On most farm systems, these guys will be working on their craft on the third pair in the AHL. However, the Marlies are so deep on defensemen (I count 8-10 in the AHL from the list above) that these two will play in the ECHL with the Kelly Cup champion Newfoundland Growlers.
Kristians Rubins - 21, LD (two-year AHL contract)
Rubins could definitely cut it in the AHL right now, but instead, he’s going to be playing a large role (he’s 6’4”) in the Growlers top-four. In his first year out of the WHL, Rubins impressed with the Growlers, playing next to Alex Gudbranson as a really effective shut down pair in the playoffs.
In 15 AHL games, I liked his mobility and urgency to get the puck up the ice, along with strong board play. He’s doing the right things, and at only 21-years-old, has plenty of time to make his way through the organization. Or not, you never know when the perfect plan could get Rubined.
Sergei Sapego - 19/20, LD (one-year AHL contract)
Speaking of diversifying the defensive prospect pool, here’s a Belarussian! Sapego hopped over from the WHL Prince Albert Raiders with Leafs goalie prospect Ian Scott. The pair won the WHL trophy with Sapego as the second-pair defenseman and Scott as the team’s only hope for a win. Sapego will play for the Growlers next season, and we’ll see what we have from there!
Some of these guys will stick on the Marlies, some more will head to the Growlers, and maybe some will instead be traded for a better opportunity.
Ryan Johnston - 27, RD (one-year AHL contract)
Rebecca’s brother! I’m not sure how the Marlies are going to fit Johnston on their team, but by the looks of things, it appears he’ll be there in some capacity. All AHL teams need lots of depth because they’re the repository for both themselves and their NHL affiliated team. Last year, Sam Jardine played this role of the extra defenseman and he got in 37 games.
Michael Kapla - 24, LD (one-year AHL contract)
The other option for extra defensemen is trade them early to another AHL team after they ask to be put in a better situation with playing time. Usually these agreements are made parallel to the signing of the contract. Last year, the defenseman who did this was Kyle Cumiskey. He ended up having a very happy 2018-19 season, playing 35 games for the Providence Bruins.

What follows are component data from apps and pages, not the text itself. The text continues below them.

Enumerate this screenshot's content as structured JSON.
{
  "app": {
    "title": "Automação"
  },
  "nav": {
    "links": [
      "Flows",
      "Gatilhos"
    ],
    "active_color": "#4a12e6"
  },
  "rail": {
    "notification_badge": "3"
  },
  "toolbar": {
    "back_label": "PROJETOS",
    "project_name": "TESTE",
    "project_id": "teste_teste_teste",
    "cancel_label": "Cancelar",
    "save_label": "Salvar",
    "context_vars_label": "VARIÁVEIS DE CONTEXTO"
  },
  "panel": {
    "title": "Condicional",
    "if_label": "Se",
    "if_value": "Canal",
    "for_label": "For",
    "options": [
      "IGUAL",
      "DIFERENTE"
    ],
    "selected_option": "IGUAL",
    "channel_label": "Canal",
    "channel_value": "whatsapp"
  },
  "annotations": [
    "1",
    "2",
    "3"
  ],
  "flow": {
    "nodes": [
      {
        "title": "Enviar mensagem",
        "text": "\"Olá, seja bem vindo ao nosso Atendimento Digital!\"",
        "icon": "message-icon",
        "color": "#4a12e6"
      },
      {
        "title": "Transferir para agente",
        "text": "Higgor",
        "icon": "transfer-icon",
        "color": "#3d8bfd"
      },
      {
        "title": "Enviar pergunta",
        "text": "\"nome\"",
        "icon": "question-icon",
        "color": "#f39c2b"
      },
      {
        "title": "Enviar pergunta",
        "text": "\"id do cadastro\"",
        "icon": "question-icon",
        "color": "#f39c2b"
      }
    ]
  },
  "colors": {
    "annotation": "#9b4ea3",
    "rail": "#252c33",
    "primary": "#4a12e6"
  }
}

Alex Gudbranson 24, RD (one-year AHL contract)
I’m not saying anything’s going to happen to the two guys above, but I can guarantee you that “the better Gudbranson” will be on the Newfoundland Growlers next season.
Growlers on AHL/ECHL Deals
These guys have been signed by the Growlers on AHL/ECHL deals. Their contract details are not completely certain but I think they can be called up to the Marlies in a pinch. They likely won’t need to be, however.
Garrett Johnston - 24, LD
James Melindy - 25, RD
Evan Neugold - 26, RD
The first pair is all I can be certain of. The next three lefties and three rights are relatively interchangeable with each other and I can believe any combination of them. Kapla and Johnston will hang around there too. The bottom three pairs are a rough estimate of the Growlers.
Pair 1: Sandin - Liljegren
Pair 2: Borgman - Lindgren
Also Pair 2: Kivihalme - Hollowell
Also Pair 2: Gravel - Duszak
Pair 5: Kapla - R. Johnston
Pair 6: Rubins - Gudbranson
Pair 7: Sapego - Melindy
Pair 8: G. Johnston - Neugold